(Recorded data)

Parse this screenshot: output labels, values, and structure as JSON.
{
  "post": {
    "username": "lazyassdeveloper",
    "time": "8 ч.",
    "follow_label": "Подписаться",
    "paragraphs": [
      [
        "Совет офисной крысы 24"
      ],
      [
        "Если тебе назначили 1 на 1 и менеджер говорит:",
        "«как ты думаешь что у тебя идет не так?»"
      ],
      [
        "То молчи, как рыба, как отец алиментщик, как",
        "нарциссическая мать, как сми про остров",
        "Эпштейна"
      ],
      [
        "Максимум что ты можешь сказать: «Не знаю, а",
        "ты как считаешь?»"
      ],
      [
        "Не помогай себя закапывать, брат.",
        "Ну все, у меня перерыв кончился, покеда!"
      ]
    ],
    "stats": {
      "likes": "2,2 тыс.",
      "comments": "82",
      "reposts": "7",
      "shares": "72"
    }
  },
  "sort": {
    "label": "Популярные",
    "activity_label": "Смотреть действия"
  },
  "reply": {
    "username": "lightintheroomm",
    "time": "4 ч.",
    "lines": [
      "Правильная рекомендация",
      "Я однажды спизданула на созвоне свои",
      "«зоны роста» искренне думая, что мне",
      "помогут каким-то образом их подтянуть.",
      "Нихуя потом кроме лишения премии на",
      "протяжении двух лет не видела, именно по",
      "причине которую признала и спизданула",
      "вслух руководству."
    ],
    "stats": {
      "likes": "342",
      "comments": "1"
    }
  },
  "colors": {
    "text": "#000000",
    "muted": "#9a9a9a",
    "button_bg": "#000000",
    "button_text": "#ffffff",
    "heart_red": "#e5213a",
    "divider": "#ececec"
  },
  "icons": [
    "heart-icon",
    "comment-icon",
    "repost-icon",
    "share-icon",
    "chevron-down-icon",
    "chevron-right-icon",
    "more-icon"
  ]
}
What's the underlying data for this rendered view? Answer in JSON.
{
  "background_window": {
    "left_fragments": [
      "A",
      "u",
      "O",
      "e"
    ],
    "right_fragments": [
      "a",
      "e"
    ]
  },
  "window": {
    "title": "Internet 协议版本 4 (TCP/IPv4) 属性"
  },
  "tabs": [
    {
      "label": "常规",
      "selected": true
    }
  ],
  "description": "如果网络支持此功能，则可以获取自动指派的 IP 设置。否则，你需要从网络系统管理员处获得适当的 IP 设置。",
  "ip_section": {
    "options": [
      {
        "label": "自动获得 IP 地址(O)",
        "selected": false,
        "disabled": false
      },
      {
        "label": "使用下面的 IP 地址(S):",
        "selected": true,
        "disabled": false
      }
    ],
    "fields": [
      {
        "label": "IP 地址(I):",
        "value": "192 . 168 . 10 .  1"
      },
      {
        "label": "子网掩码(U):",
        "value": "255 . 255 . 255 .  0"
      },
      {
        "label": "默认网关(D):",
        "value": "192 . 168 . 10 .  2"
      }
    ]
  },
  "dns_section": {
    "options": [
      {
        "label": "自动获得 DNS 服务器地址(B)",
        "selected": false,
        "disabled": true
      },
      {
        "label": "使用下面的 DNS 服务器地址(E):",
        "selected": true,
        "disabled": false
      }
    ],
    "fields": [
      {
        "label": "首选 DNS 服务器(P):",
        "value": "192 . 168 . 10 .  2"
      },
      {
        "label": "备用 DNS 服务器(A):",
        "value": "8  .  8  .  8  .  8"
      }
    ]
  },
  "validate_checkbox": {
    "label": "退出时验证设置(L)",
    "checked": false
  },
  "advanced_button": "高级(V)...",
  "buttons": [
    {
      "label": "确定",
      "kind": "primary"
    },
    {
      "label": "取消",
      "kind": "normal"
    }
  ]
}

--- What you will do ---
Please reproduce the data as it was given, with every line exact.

--- Written answer ---
Parse this screenshot: output labels, values, and structure as JSON.
{
  "post": {
    "username": "lazyassdeveloper",
    "time": "8 ч.",
    "follow_label": "Подписаться",
    "paragraphs": [
      [
        "Совет офисной крысы 24"
      ],
      [
        "Если тебе назначили 1 на 1 и менеджер говорит:",
        "«как ты думаешь что у тебя идет не так?»"
      ],
      [
        "То молчи, как рыба, как отец алиментщик, как",
        "нарциссическая мать, как сми про остров",
        "Эпштейна"
      ],
      [
        "Максимум что ты можешь сказать: «Не знаю, а",
        "ты как считаешь?»"
      ],
      [
        "Не помогай себя закапывать, брат.",
        "Ну все, у меня перерыв кончился, покеда!"
      ]
    ],
    "stats": {
      "likes": "2,2 тыс.",
      "comments": "82",
      "reposts": "7",
      "shares": "72"
    }
  },
  "sort": {
    "label": "Популярные",
    "activity_label": "Смотреть действия"
  },
  "reply": {
    "username": "lightintheroomm",
    "time": "4 ч.",
    "lines": [
      "Правильная рекомендация",
      "Я однажды спизданула на созвоне свои",
      "«зоны роста» искренне думая, что мне",
      "помогут каким-то образом их подтянуть.",
      "Нихуя потом кроме лишения премии на",
      "протяжении двух лет не видела, именно по",
      "причине которую признала и спизданула",
      "вслух руководству."
    ],
    "stats": {
      "likes": "342",
      "comments": "1"
    }
  },
  "colors": {
    "text": "#000000",
    "muted": "#9a9a9a",
    "button_bg": "#000000",
    "button_text": "#ffffff",
    "heart_red": "#e5213a",
    "divider": "#ececec"
  },
  "icons": [
    "heart-icon",
    "comment-icon",
    "repost-icon",
    "share-icon",
    "chevron-down-icon",
    "chevron-right-icon",
    "more-icon"
  ]
}
What's the underlying data for this rendered view? Answer in JSON.
{
  "background_window": {
    "left_fragments": [
      "A",
      "u",
      "O",
      "e"
    ],
    "right_fragments": [
      "a",
      "e"
    ]
  },
  "window": {
    "title": "Internet 协议版本 4 (TCP/IPv4) 属性"
  },
  "tabs": [
    {
      "label": "常规",
      "selected": true
    }
  ],
  "description": "如果网络支持此功能，则可以获取自动指派的 IP 设置。否则，你需要从网络系统管理员处获得适当的 IP 设置。",
  "ip_section": {
    "options": [
      {
        "label": "自动获得 IP 地址(O)",
        "selected": false,
        "disabled": false
      },
      {
        "label": "使用下面的 IP 地址(S):",
        "selected": true,
        "disabled": false
      }
    ],
    "fields": [
      {
        "label": "IP 地址(I):",
        "value": "192 . 168 . 10 .  1"
      },
      {
        "label": "子网掩码(U):",
        "value": "255 . 255 . 255 .  0"
      },
      {
        "label": "默认网关(D):",
        "value": "192 . 168 . 10 .  2"
      }
    ]
  },
  "dns_section": {
    "options": [
      {
        "label": "自动获得 DNS 服务器地址(B)",
        "selected": false,
        "disabled": true
      },
      {
        "label": "使用下面的 DNS 服务器地址(E):",
        "selected": true,
        "disabled": false
      }
    ],
    "fields": [
      {
        "label": "首选 DNS 服务器(P):",
        "value": "192 . 168 . 10 .  2"
      },
      {
        "label": "备用 DNS 服务器(A):",
        "value": "8  .  8  .  8  .  8"
      }
    ]
  },
  "validate_checkbox": {
    "label": "退出时验证设置(L)",
    "checked": false
  },
  "advanced_button": "高级(V)...",
  "buttons": [
    {
      "label": "确定",
      "kind": "primary"
    },
    {
      "label": "取消",
      "kind": "normal"
    }
  ]
}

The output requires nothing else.